PROMPT = Show every line of the data that contains the string "this".

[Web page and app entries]
[Start of Attachment]

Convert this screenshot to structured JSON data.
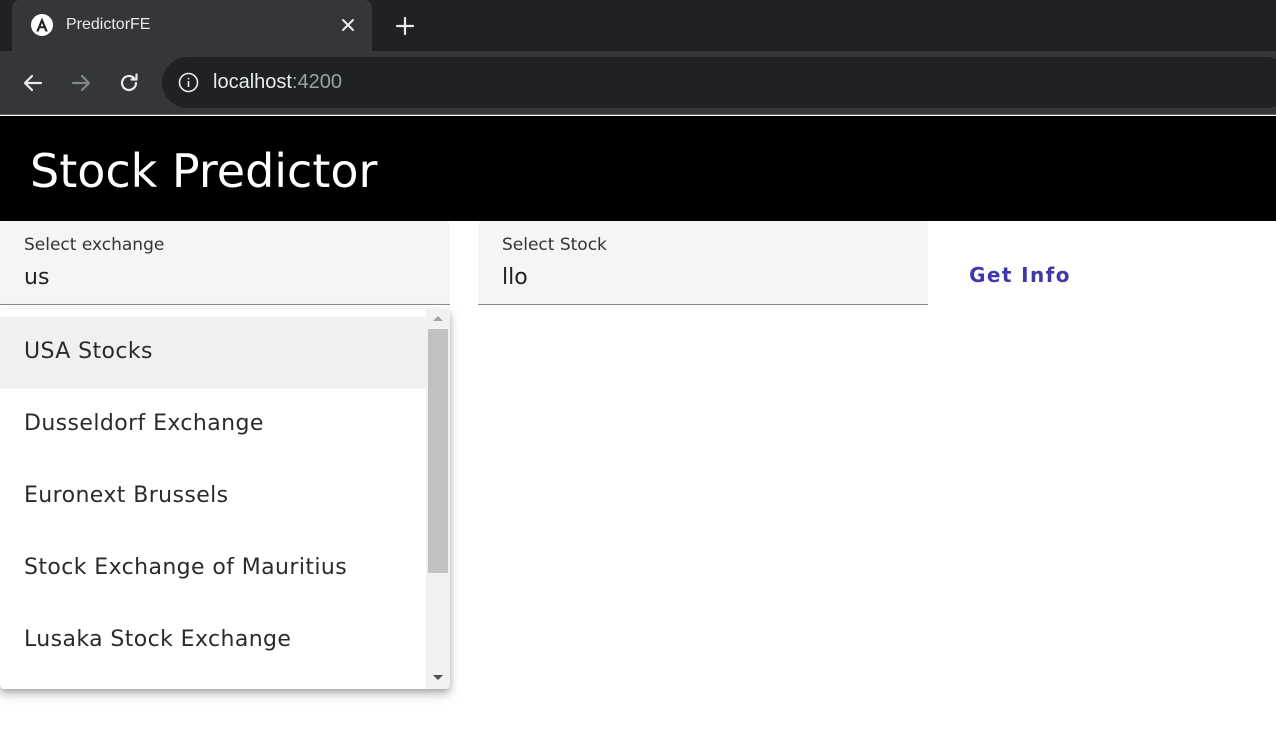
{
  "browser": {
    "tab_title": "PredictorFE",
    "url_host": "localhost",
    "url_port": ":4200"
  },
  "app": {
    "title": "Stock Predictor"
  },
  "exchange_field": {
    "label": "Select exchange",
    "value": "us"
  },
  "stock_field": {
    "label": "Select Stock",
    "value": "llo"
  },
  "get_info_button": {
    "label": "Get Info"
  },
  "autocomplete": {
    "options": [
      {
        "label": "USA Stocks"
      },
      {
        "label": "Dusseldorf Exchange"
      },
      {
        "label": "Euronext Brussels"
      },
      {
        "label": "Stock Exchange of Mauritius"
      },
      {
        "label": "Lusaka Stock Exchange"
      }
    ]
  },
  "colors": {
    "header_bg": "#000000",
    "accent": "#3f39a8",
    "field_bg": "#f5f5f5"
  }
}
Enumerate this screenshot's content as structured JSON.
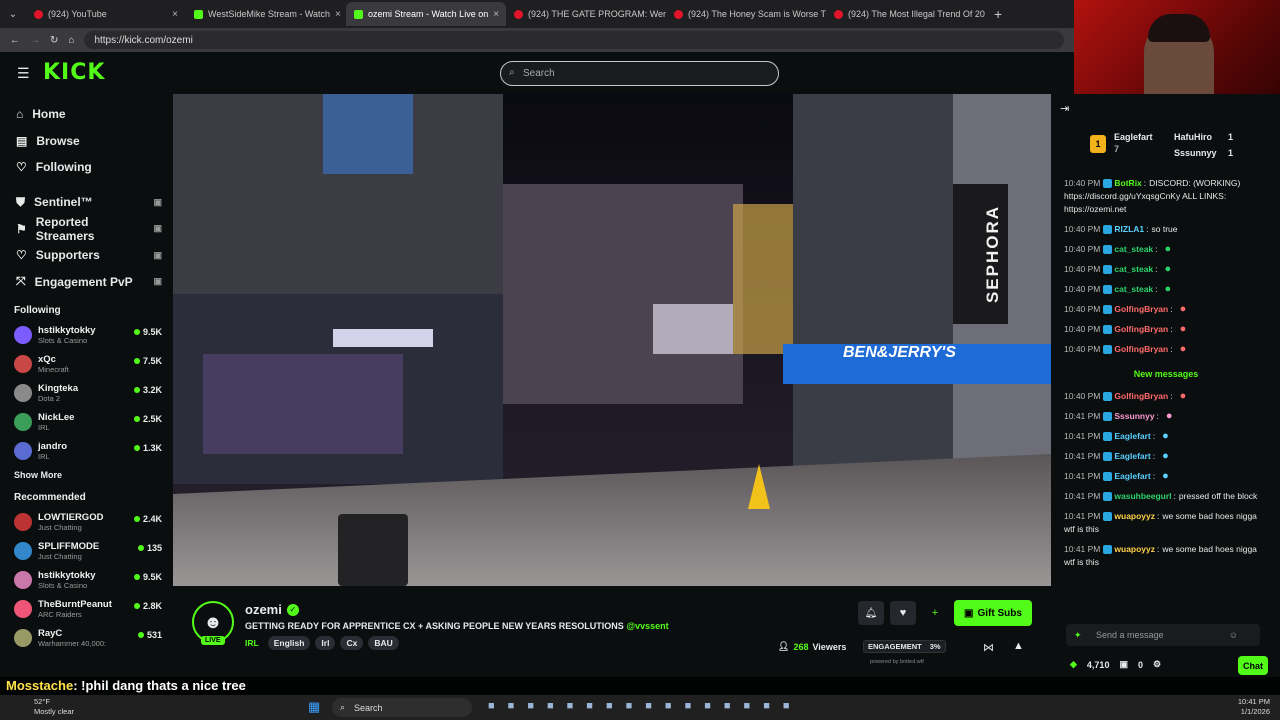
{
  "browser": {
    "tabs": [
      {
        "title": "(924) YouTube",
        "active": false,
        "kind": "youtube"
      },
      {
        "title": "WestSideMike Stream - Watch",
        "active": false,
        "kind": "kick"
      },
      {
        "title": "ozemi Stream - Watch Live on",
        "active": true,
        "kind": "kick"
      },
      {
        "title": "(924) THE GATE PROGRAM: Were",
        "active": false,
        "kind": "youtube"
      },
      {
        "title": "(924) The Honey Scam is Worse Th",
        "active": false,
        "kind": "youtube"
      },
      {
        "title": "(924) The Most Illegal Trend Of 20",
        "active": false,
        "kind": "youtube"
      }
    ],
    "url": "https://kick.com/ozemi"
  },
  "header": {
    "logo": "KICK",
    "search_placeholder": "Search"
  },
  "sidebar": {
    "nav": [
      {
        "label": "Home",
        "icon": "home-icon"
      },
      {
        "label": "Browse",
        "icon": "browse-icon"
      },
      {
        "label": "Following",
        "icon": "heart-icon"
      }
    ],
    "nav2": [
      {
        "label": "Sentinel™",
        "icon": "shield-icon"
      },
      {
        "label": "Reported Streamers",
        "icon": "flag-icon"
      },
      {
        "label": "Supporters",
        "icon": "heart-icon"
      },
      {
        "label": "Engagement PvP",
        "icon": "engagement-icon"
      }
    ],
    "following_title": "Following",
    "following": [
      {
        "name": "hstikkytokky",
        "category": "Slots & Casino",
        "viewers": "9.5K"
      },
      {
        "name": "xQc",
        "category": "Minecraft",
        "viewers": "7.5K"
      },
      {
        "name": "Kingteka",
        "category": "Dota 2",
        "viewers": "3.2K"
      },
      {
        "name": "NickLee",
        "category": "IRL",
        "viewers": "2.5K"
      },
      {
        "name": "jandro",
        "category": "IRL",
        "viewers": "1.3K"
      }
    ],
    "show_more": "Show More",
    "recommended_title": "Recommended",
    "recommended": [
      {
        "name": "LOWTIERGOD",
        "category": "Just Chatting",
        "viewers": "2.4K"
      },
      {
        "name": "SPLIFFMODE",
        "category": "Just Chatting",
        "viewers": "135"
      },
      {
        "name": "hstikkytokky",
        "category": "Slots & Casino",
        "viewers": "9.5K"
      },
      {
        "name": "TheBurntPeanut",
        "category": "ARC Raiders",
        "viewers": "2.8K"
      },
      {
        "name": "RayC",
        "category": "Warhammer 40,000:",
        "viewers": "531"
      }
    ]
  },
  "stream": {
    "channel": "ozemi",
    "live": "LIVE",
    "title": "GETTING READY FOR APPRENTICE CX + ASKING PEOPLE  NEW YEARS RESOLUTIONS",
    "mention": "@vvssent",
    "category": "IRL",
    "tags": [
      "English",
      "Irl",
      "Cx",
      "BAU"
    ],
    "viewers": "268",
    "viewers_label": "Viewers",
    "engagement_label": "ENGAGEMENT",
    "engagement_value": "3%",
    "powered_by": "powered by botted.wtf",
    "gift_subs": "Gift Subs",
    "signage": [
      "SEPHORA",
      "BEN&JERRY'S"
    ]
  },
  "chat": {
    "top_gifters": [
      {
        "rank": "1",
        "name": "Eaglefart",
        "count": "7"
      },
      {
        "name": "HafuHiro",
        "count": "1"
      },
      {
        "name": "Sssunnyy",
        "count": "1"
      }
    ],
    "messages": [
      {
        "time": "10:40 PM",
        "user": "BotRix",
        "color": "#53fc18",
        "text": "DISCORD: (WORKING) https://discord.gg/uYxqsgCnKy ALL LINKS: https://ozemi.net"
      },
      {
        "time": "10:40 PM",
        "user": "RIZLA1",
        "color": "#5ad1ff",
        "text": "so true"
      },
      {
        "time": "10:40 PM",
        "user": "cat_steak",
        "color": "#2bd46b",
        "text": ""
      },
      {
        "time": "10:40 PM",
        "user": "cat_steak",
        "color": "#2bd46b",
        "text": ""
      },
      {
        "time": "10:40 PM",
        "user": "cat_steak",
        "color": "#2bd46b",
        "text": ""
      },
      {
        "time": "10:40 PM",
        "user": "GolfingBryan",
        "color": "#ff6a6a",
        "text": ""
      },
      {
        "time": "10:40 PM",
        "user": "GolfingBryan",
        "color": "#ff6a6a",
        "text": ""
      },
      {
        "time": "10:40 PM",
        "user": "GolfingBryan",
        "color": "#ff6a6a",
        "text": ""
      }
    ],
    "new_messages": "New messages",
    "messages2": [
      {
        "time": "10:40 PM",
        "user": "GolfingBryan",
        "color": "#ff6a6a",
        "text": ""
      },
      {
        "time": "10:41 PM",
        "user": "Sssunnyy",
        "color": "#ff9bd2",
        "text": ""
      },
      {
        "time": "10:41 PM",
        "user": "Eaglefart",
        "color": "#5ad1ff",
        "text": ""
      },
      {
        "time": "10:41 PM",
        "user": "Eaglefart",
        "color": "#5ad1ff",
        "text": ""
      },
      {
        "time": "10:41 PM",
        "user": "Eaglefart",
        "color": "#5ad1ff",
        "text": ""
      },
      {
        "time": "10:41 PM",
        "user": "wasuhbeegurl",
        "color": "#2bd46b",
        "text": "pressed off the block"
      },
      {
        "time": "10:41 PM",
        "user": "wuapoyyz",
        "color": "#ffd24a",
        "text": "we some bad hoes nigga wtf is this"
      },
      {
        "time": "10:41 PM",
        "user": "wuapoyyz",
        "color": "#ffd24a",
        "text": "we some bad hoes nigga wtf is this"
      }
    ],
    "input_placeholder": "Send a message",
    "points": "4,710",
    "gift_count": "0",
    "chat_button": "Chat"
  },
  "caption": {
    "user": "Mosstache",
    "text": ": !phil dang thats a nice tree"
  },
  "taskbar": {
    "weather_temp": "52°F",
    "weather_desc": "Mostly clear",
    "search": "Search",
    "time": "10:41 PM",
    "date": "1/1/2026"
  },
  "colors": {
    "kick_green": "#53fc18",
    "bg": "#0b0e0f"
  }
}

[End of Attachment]

RESPONSE TO THE TASK =
Convert this screenshot to structured JSON data.
Enumerate this screenshot's content as structured JSON.
        "text": "we some bad hoes nigga wtf is this"
        "text": "we some bad hoes nigga wtf is this"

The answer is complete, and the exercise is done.